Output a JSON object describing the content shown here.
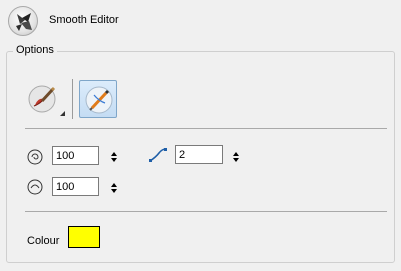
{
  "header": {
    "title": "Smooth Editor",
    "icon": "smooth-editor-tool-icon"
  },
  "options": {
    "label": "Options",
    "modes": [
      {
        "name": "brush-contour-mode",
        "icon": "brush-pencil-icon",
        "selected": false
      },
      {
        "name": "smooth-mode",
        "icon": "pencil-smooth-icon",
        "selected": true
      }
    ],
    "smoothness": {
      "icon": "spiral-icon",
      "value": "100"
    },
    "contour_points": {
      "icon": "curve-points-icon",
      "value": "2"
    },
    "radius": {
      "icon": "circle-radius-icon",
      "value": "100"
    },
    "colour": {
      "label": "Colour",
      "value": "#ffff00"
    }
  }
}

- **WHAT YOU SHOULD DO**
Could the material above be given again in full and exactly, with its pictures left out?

- **SOLUTION BELOW**
Output a JSON object describing the content shown here.
{
  "header": {
    "title": "Smooth Editor",
    "icon": "smooth-editor-tool-icon"
  },
  "options": {
    "label": "Options",
    "modes": [
      {
        "name": "brush-contour-mode",
        "icon": "brush-pencil-icon",
        "selected": false
      },
      {
        "name": "smooth-mode",
        "icon": "pencil-smooth-icon",
        "selected": true
      }
    ],
    "smoothness": {
      "icon": "spiral-icon",
      "value": "100"
    },
    "contour_points": {
      "icon": "curve-points-icon",
      "value": "2"
    },
    "radius": {
      "icon": "circle-radius-icon",
      "value": "100"
    },
    "colour": {
      "label": "Colour",
      "value": "#ffff00"
    }
  }
}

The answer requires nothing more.